“PETA India commends the Hyderabad police for taking steps to send the message that cruelty to animals will not be tolerated,” says PETA India Emergency Response Team Associate Manager Meet Ashar.
“Just as human sacrifice is now treated as murder, at a time when India is embarking on space missions, the archaic practice of animal sacrifice must end. Today, many people engage in sacrifice much more productively by distributing wealth, clothing, or fruits and without harming animals.” he elaborated.
Through orders on two matters regarding the sacrifice and killing of animals for meat, the Supreme Court ruled that animals can be slaughtered only in officially licensed slaughter houses and that municipal authorities must ensure compliance with this ruling.
The Prevention of Cruelty to Animals (Slaughter House) Rules, 2001, and the Food Safety and Standards (Licensing and Registration of Food Businesses) Regulations, 2011, permit the slaughter of animals for food only in licensed slaughter houses equipped with species-specific equipment.
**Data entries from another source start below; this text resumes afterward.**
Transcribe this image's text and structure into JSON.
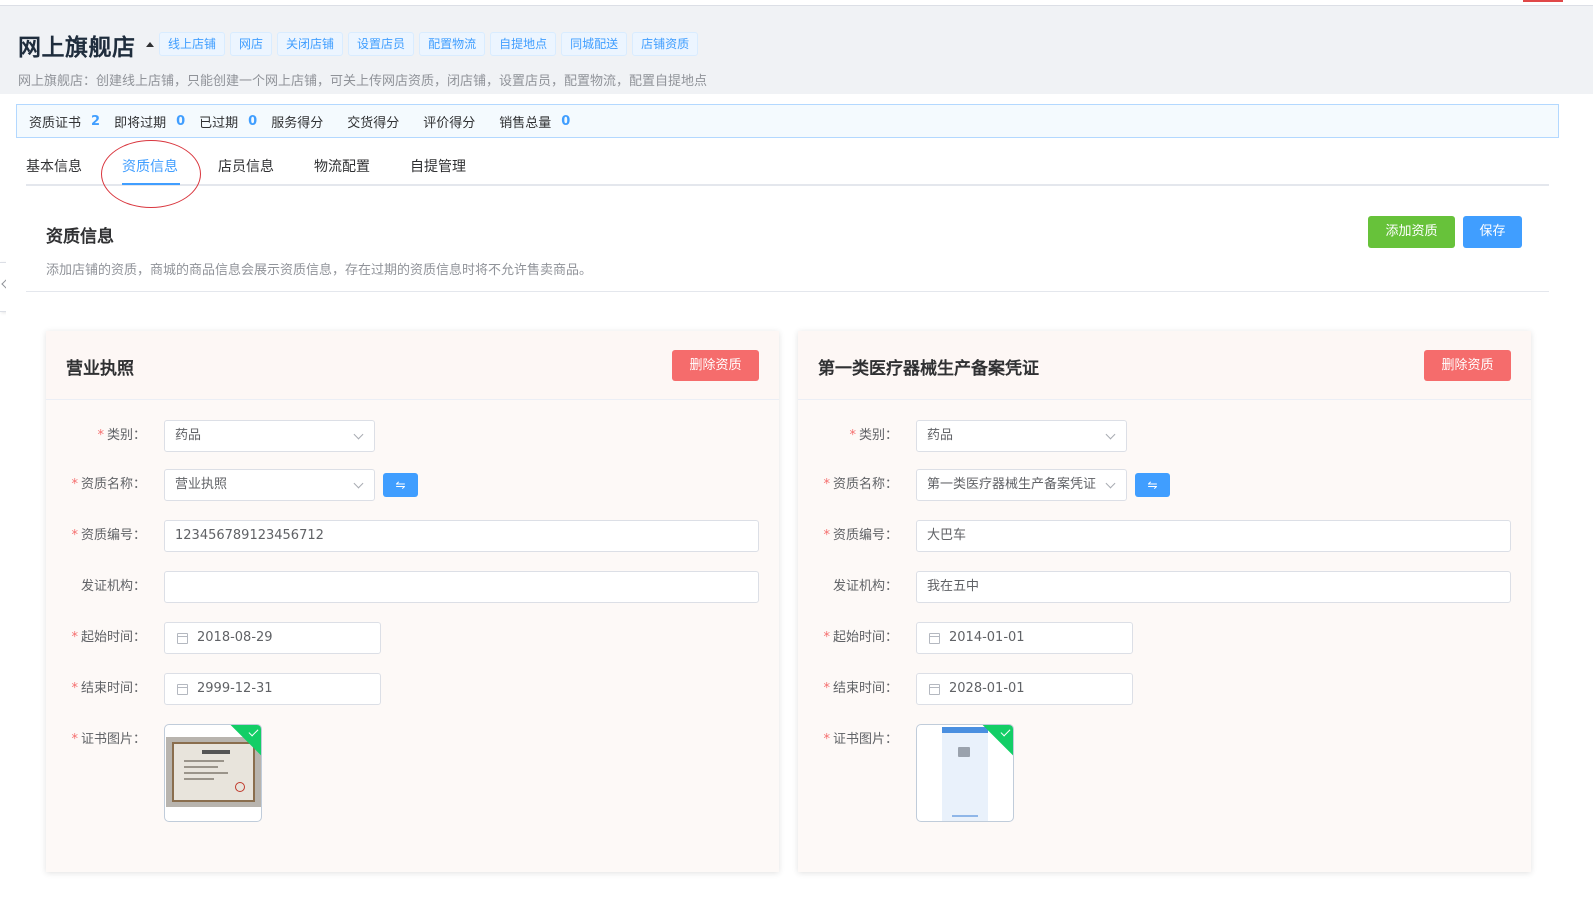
{
  "header": {
    "title": "网上旗舰店",
    "tags": [
      "线上店铺",
      "网店",
      "关闭店铺",
      "设置店员",
      "配置物流",
      "自提地点",
      "同城配送",
      "店铺资质"
    ],
    "description": "网上旗舰店：创建线上店铺，只能创建一个网上店铺，可关上传网店资质，闭店铺，设置店员，配置物流，配置自提地点"
  },
  "stats": {
    "cert_label": "资质证书",
    "cert_value": "2",
    "expiring_label": "即将过期",
    "expiring_value": "0",
    "expired_label": "已过期",
    "expired_value": "0",
    "service_label": "服务得分",
    "delivery_label": "交货得分",
    "review_label": "评价得分",
    "sales_label": "销售总量",
    "sales_value": "0"
  },
  "tabs": {
    "basic": "基本信息",
    "qualification": "资质信息",
    "staff": "店员信息",
    "logistics": "物流配置",
    "pickup": "自提管理"
  },
  "section": {
    "title": "资质信息",
    "description": "添加店铺的资质，商城的商品信息会展示资质信息，存在过期的资质信息时将不允许售卖商品。",
    "add_label": "添加资质",
    "save_label": "保存"
  },
  "form_labels": {
    "category": "类别：",
    "name": "资质名称：",
    "number": "资质编号：",
    "issuer": "发证机构：",
    "start": "起始时间：",
    "end": "结束时间：",
    "image": "证书图片："
  },
  "cards": [
    {
      "title": "营业执照",
      "delete_label": "删除资质",
      "category": "药品",
      "name": "营业执照",
      "number": "123456789123456712",
      "issuer": "",
      "start_date": "2018-08-29",
      "end_date": "2999-12-31",
      "image_icon": "certificate-thumbnail"
    },
    {
      "title": "第一类医疗器械生产备案凭证",
      "delete_label": "删除资质",
      "category": "药品",
      "name": "第一类医疗器械生产备案凭证",
      "number": "大巴车",
      "issuer": "我在五中",
      "start_date": "2014-01-01",
      "end_date": "2028-01-01",
      "image_icon": "phone-screenshot-thumbnail"
    }
  ],
  "swap_icon": "⇋",
  "colors": {
    "primary": "#409eff",
    "success": "#67c23a",
    "danger": "#f56c6c",
    "upload_ok": "#13ce66"
  }
}
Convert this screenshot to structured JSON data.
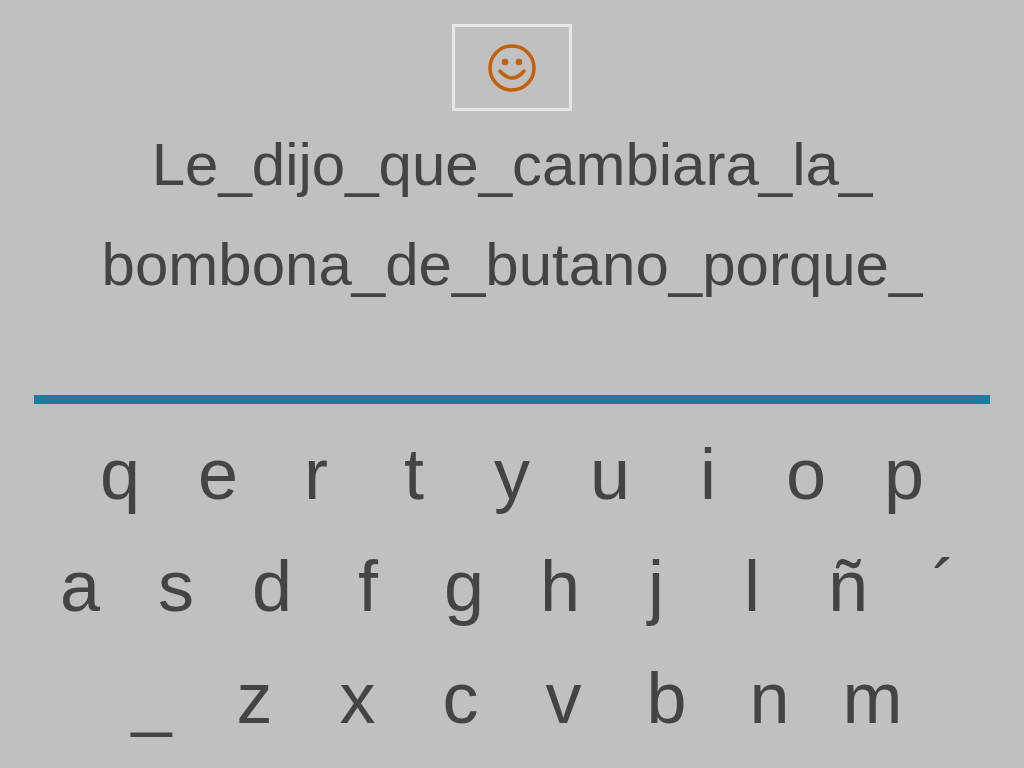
{
  "prompt_lines": [
    "Le_dijo_que_cambiara_la_",
    "bombona_de_butano_porque_"
  ],
  "keyboard_rows": [
    [
      "q",
      "e",
      "r",
      "t",
      "y",
      "u",
      "i",
      "o",
      "p"
    ],
    [
      "a",
      "s",
      "d",
      "f",
      "g",
      "h",
      "j",
      "l",
      "ñ",
      "´"
    ],
    [
      "_",
      "z",
      "x",
      "c",
      "v",
      "b",
      "n",
      "m"
    ]
  ]
}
Gujarat, Kerala, Puducherry, and Rajasthan have laws in place prohibiting religious sacrifice of any animal in any temple or its precinct. Andhra Pradesh, Karnataka, and Telangana prohibit it in any place of public religious worship or adoration or its precinct or in any congregation or procession connected with religious worship at a public street.